Introduction: A midwifery-led, group antenatal care service, ‘Expecting and Connecting’, was established in 2013 at the Sunshine Coast on the campus of the local University, in collaboration with the local health service. Based on the Centering Pregnancy model, the service incorporates antenatal health care, education and peer-to-peer support delivered via group facilitation. A key aspect of the service is the integration of midwifery students and midwifery academics as part of the team providing care, specifically in the context of the continuity of care clinical experience requirements of their midwifery education. Methods: A two-phase mixed methods study design was undertaken to evaluate the program. Qualitative data were collected from students, midwives and mothers engaged with the service regarding their experience and perceptions of ‘Expecting and Connecting’. The second phase (ongoing case-control study) examines clinical outcomes between ‘Expecting and Connecting’ and standard hospital care, specifically caesarean section, preterm and low birth weight, pain relief used in labour, mode of birth and breastfeeding exclusivity and duration. Results: Preliminary qualitative findings are overwhelmingly positive with all participants agreeing on the value of the service and a desire for it to continue and expand. Emergent themes around expansion of role, women centred care and student learning align with other literature in this area. Quantitative analysis of a matched cohort set (case-control study) will also be presented examining health outcomes. Conclusions: The implications of these findings for policy makers are that community based group antenatal care is both desired and achievable. It also provides important insight into the student learning experience within this context, specifically in the domain of the continuity of care requirements for their midwifery degree.

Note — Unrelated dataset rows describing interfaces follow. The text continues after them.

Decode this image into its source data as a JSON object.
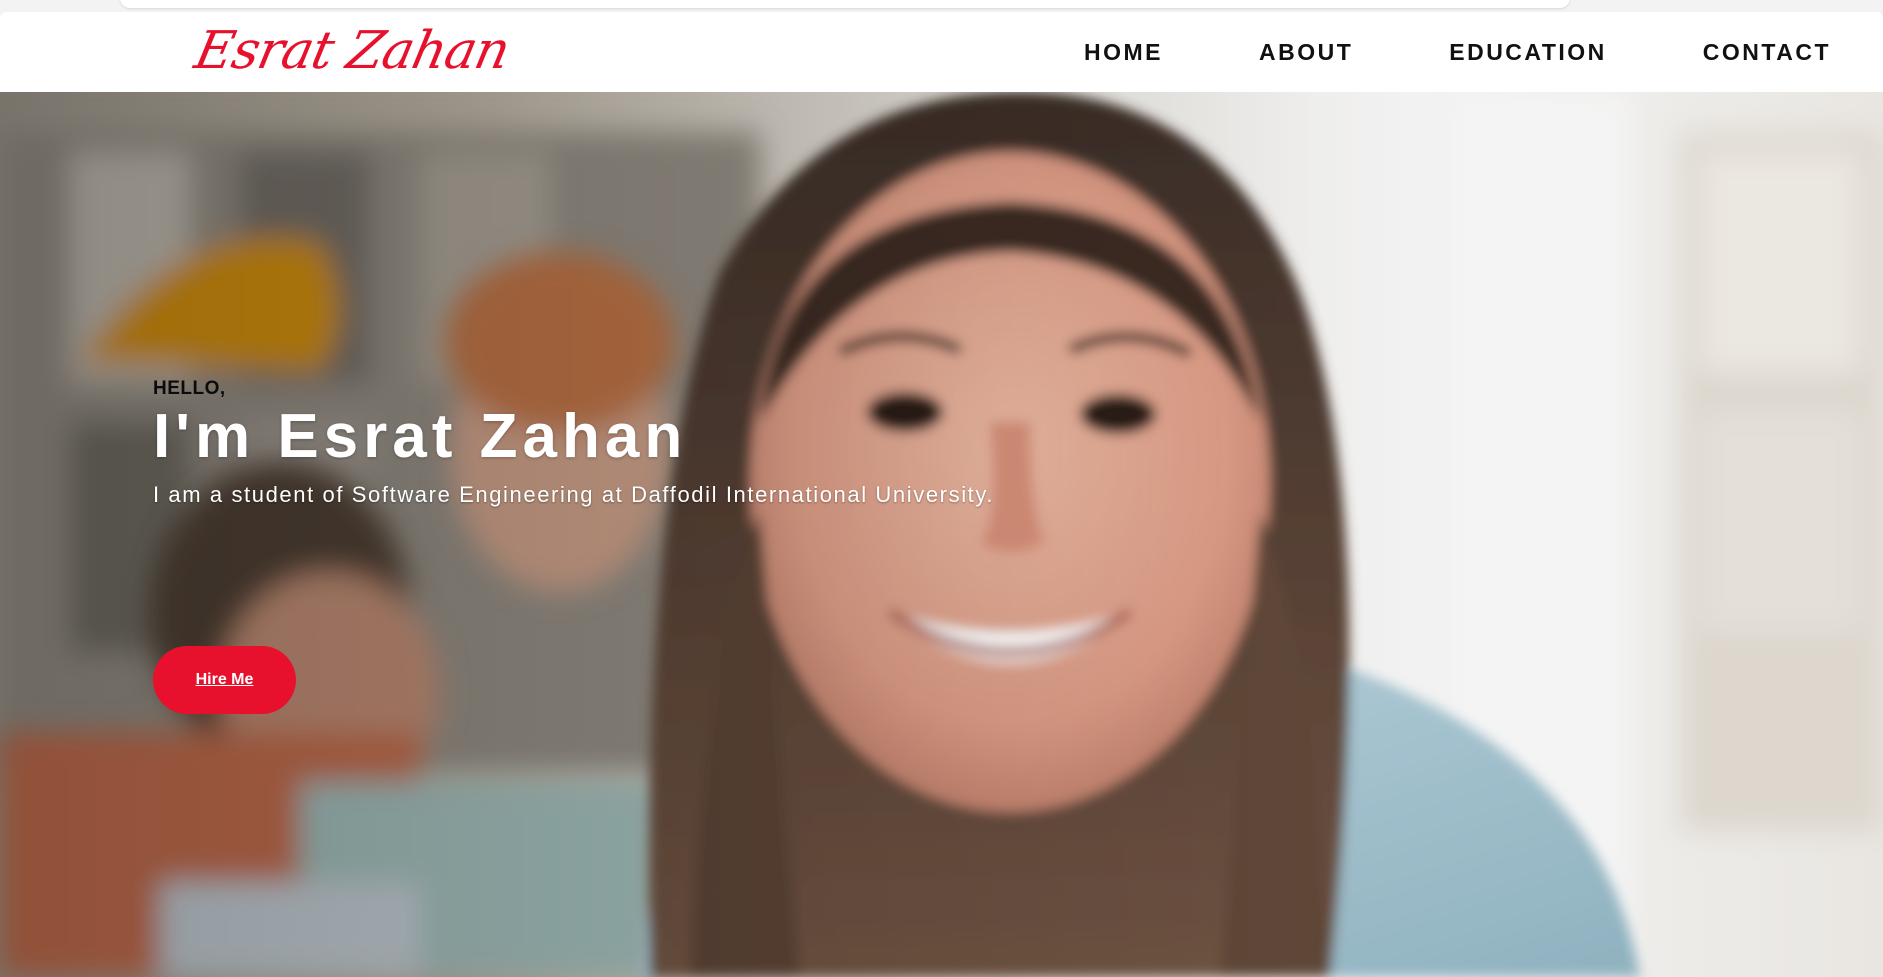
{
  "brand": {
    "logo_text": "Esrat Zahan",
    "accent_color": "#e8112d"
  },
  "nav": {
    "items": [
      {
        "label": "HOME"
      },
      {
        "label": "ABOUT"
      },
      {
        "label": "EDUCATION"
      },
      {
        "label": "CONTACT"
      }
    ]
  },
  "hero": {
    "greeting": "HELLO,",
    "title": "I'm Esrat Zahan",
    "subtitle": "I am a student of Software Engineering at Daffodil International University.",
    "cta_label": "Hire Me",
    "background_image": "smiling-student-photo"
  }
}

19th Australian College of Midwives (ACM) Biennial Conference: Super Midwives - Making a Difference, Gold Coast, Australia 5-8 October 2015
Women and Birth / Vol. 28, No. Supplement 1, pp.S11